In high school, I had a favorite teacher. I don't think she was probably everybody's favorite teacher. But, she was mine.
She was my Junior and Senior English teacher, my Speech and Debate coach my Senior year, and my pom pon sponsor. I like to think that my pet peeves about grammatical errors have everything to do with this teacher. She was a stickler for grammar, and taught me well.
Her name was Louise Rhondes, and she passed away this past week.
What made Mrs. Rhodes such a good teacher? PASSION.
Mrs. Rhodes had passion for what she taught. She loved grammar and literature and public speaking. She ate and breathed Speech and Debate. She loved it! Her love for her subjects was always contagious to me. She was bold and had high expectations.
A couple of times over the past couple of years, I have been asked to give the devotional at my childhood church's Mother Daughter Banquet.
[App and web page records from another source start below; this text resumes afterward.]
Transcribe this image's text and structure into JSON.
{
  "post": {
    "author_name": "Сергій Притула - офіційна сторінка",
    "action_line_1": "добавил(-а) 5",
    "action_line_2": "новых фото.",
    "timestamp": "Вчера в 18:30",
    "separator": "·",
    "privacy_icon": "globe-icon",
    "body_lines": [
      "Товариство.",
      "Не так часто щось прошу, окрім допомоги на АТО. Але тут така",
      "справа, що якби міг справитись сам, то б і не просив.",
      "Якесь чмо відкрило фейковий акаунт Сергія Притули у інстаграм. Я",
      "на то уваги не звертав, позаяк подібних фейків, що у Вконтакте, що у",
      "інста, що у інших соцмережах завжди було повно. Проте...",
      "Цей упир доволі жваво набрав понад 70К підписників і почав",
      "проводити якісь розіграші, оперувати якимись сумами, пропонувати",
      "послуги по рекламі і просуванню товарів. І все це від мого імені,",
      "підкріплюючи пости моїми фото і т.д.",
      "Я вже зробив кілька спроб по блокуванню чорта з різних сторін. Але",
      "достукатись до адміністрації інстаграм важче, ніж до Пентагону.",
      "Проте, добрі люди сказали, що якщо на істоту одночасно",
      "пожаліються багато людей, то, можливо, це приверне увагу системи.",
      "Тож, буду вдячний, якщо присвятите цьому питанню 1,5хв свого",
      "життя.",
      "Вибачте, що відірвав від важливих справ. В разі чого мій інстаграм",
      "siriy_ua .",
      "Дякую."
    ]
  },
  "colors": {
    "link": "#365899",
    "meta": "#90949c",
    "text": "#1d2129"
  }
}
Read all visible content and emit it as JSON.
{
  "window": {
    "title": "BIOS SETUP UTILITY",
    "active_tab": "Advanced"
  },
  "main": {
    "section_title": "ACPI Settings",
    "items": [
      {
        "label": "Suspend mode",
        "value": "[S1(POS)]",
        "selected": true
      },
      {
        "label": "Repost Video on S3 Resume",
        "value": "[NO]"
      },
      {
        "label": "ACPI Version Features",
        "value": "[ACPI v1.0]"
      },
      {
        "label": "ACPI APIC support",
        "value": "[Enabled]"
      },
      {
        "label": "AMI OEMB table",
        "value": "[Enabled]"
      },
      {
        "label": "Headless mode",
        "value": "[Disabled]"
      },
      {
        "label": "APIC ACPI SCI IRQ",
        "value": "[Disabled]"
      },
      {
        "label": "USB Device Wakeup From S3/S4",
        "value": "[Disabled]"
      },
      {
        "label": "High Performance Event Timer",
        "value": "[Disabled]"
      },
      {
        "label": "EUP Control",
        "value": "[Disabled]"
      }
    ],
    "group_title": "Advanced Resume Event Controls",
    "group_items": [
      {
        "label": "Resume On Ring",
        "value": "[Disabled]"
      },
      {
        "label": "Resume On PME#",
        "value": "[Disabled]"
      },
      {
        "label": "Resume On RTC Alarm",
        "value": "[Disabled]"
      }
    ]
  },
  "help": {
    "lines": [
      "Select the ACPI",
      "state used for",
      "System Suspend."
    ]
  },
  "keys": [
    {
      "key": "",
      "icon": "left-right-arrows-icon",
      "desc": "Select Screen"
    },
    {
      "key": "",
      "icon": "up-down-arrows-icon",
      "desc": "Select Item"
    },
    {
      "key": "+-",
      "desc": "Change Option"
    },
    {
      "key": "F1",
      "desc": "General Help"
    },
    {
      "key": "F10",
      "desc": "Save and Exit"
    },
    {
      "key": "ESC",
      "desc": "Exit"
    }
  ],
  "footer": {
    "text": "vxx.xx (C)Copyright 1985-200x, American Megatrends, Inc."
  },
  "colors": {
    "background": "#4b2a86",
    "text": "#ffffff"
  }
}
Mrs. Rhodes and my mom were in the same Methodist women's circle. Mrs. Rhodes loved speaking in front of people, so she had the job of introducing me. I could tell that she was so proud of me. She even told me so. I could tell she took a small amount of credit for the woman I had become. Rightfully so.
I grew up in a small town, so the teachers were typically not the most high-quality. A lot of the teachers were new teachers, or coaches who had to have a class in order to coach. I did have a science teacher who was pretty good. But, for the most part, my high school teachers were a blur. Mrs. Rhodes loved her subject matter and loved teaching it. And I have always held a warm spot in my heart for her and what she instilled in me.
What does this have to do with our homeschool journey? Well, first, I feel like the things that Mrs. Rhodes taught me have helped me to be a better teacher. And, based on her impression on my life as my teacher, I have to ask myself if I have the passion necessary to cause my students to want to learn, to be excited to learn.
Some days I do. Some days I clearly don't. Some days I just try to get through our planner and make sure everything is checked off so that I feel like we have completed all we should. On those days, I would say, my students feel like I did in the majority of the classes I had in high school ... bored, uninspired. But on the days that I throw myself into our subject matters, I can feel my students engaging and enjoying what they are learning. And that means that sometimes we don't get everything on our planner completed.
I want to have the passion that my former teacher had. She was an inspiration to me and I want to be an inspiration to my students, to my children. If I am not going to have the passion for teaching them, then why am I doing it?
How about you? Have you lost your passion?
Rest in Peace, Mrs. Rhodes.